  • The role of hydrogen in the creation and annealing kinetics of the light-induced metastable defects in hydrogenated amorphous silicon is investigated using electron spin resonance. Deuterated and hydrogenated films exhibited the same defect creation rate and nearly identical distributions of annealing energies. Implications of these results for various microscopic models for the creation of metastable defects are discussed.

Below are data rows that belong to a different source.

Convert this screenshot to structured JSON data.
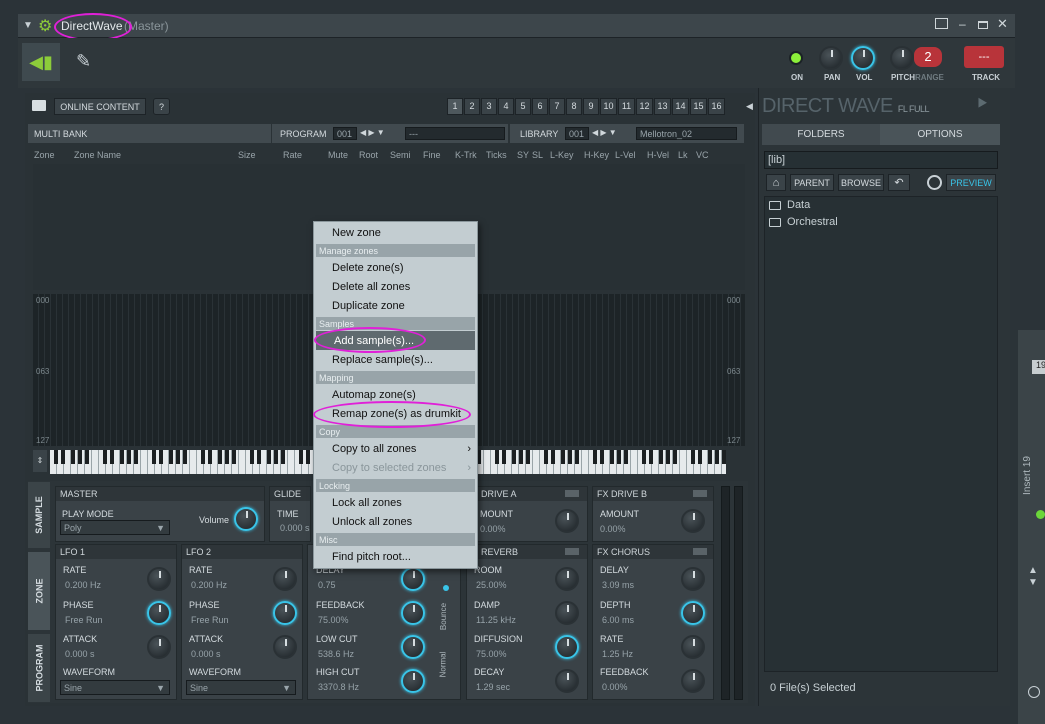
{
  "titlebar": {
    "plugin": "DirectWave",
    "suffix": "(Master)"
  },
  "mixer": {
    "on": "ON",
    "pan": "PAN",
    "vol": "VOL",
    "pitch": "PITCH",
    "range": "RANGE",
    "range_value": "2",
    "track": "TRACK",
    "track_value": "---"
  },
  "toolbar": {
    "online_content": "ONLINE CONTENT",
    "help": "?"
  },
  "pages": [
    "1",
    "2",
    "3",
    "4",
    "5",
    "6",
    "7",
    "8",
    "9",
    "10",
    "11",
    "12",
    "13",
    "14",
    "15",
    "16"
  ],
  "bank": {
    "multi_bank": "MULTI BANK",
    "program": "PROGRAM",
    "program_num": "001",
    "program_name": "---",
    "library": "LIBRARY",
    "library_num": "001",
    "library_name": "Mellotron_02"
  },
  "columns": [
    "Zone",
    "Zone Name",
    "Size",
    "Rate",
    "Mute",
    "Root",
    "Semi",
    "Fine",
    "K-Trk",
    "Ticks",
    "SY",
    "SL",
    "L-Key",
    "H-Key",
    "L-Vel",
    "H-Vel",
    "Lk",
    "VC"
  ],
  "velocity_labels": [
    "000",
    "063",
    "127"
  ],
  "browser": {
    "brand": "DIRECT WAVE",
    "brand_sub": "FL FULL",
    "folders_tab": "FOLDERS",
    "options_tab": "OPTIONS",
    "path": "[lib]",
    "parent": "PARENT",
    "browse": "BROWSE",
    "preview": "PREVIEW",
    "items": [
      "Data",
      "Orchestral"
    ],
    "status": "0 File(s) Selected"
  },
  "side_tabs": [
    "SAMPLE",
    "ZONE",
    "PROGRAM"
  ],
  "master": {
    "title": "MASTER",
    "play_mode_label": "PLAY MODE",
    "play_mode": "Poly",
    "volume": "Volume"
  },
  "glide": {
    "title": "GLIDE",
    "time_label": "TIME",
    "time_value": "0.000 s"
  },
  "lfo1": {
    "title": "LFO 1",
    "rate": "RATE",
    "rate_v": "0.200 Hz",
    "phase": "PHASE",
    "phase_v": "Free Run",
    "attack": "ATTACK",
    "attack_v": "0.000 s",
    "waveform": "WAVEFORM",
    "waveform_v": "Sine"
  },
  "lfo2": {
    "title": "LFO 2",
    "rate": "RATE",
    "rate_v": "0.200 Hz",
    "phase": "PHASE",
    "phase_v": "Free Run",
    "attack": "ATTACK",
    "attack_v": "0.000 s",
    "waveform": "WAVEFORM",
    "waveform_v": "Sine"
  },
  "delay": {
    "delay": "DELAY",
    "delay_v": "0.75",
    "feedback": "FEEDBACK",
    "feedback_v": "75.00%",
    "lowcut": "LOW CUT",
    "lowcut_v": "538.6 Hz",
    "highcut": "HIGH CUT",
    "highcut_v": "3370.8 Hz",
    "bounce": "Bounce",
    "normal": "Normal"
  },
  "fx_drive_a": {
    "title": "DRIVE A",
    "amount": "MOUNT",
    "amount_v": "0.00%"
  },
  "fx_drive_b": {
    "title": "FX DRIVE B",
    "amount": "AMOUNT",
    "amount_v": "0.00%"
  },
  "reverb": {
    "title": "REVERB",
    "room": "ROOM",
    "room_v": "25.00%",
    "damp": "DAMP",
    "damp_v": "11.25 kHz",
    "diffusion": "DIFFUSION",
    "diffusion_v": "75.00%",
    "decay": "DECAY",
    "decay_v": "1.29 sec"
  },
  "chorus": {
    "title": "FX CHORUS",
    "delay": "DELAY",
    "delay_v": "3.09 ms",
    "depth": "DEPTH",
    "depth_v": "6.00 ms",
    "rate": "RATE",
    "rate_v": "1.25 Hz",
    "feedback": "FEEDBACK",
    "feedback_v": "0.00%"
  },
  "context_menu": {
    "new_zone": "New zone",
    "h_manage": "Manage zones",
    "delete_zones": "Delete zone(s)",
    "delete_all": "Delete all zones",
    "duplicate": "Duplicate zone",
    "h_samples": "Samples",
    "add_sample": "Add sample(s)...",
    "replace_sample": "Replace sample(s)...",
    "h_mapping": "Mapping",
    "automap": "Automap zone(s)",
    "remap_drumkit": "Remap zone(s) as drumkit",
    "h_copy": "Copy",
    "copy_all": "Copy to all zones",
    "copy_selected": "Copy to selected zones",
    "h_locking": "Locking",
    "lock_all": "Lock all zones",
    "unlock_all": "Unlock all zones",
    "h_misc": "Misc",
    "find_pitch": "Find pitch root..."
  },
  "right_strip": {
    "insert": "Insert 19",
    "num": "19"
  },
  "colors": {
    "accent": "#39c4e8",
    "highlight": "#e020d8",
    "panel": "#3a4247"
  }
}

  • In this paper the authors review paramagnetic point defects in amorphous silicon nitride thin films. We will discuss two intrinsic paramagnetic defects: a trivalent silicon center, named the K-center, and the recently observed nitrogen dangling-bond center. We examine the structural identification, and the electronic properties of the K-center, as well as consider why a SiN{sub x}:H is generally a very effective charge trapping dielectric. In addition, this paper compares and contrasts special features of the structure and electronic role of the paramagnetic point defects in both silicon dioxide and silicon nitride thin films; this may provide insight for further studiesmore » on the physics and chemistry of these dangling-bond centers in both materials.« less
  • The application of tritiated amorphous silicon as an intrinsic energy conversion semiconductor for radioluminescent structures and betavoltaic devices is presented. Theoretical analysis of the betavoltaic application shows an overall efficiency of 18% for tritiated amorphous silicon. This is equivalent to a 330 Ci intrinsic betavoltaic device producing 1 mW of power for 12 years. Photoluminescence studies of hydrogenated amorphous silicon, a-Si:H, show emission in the infra-red with a maximum quantum efficiency of 7.2% at 50 K; this value drops by 3 orders of magnitude at a temperature of 300 K. Similar studies of hydrogenated amorphous carbon show emission in themore » visible with an estimated quantum efficiency of 1% at 300 K. These results suggest that tritiated amorphous carbon may be the more promising candidate for room temperature radioluminescence in the visible. 18 refs., 5 figs.« less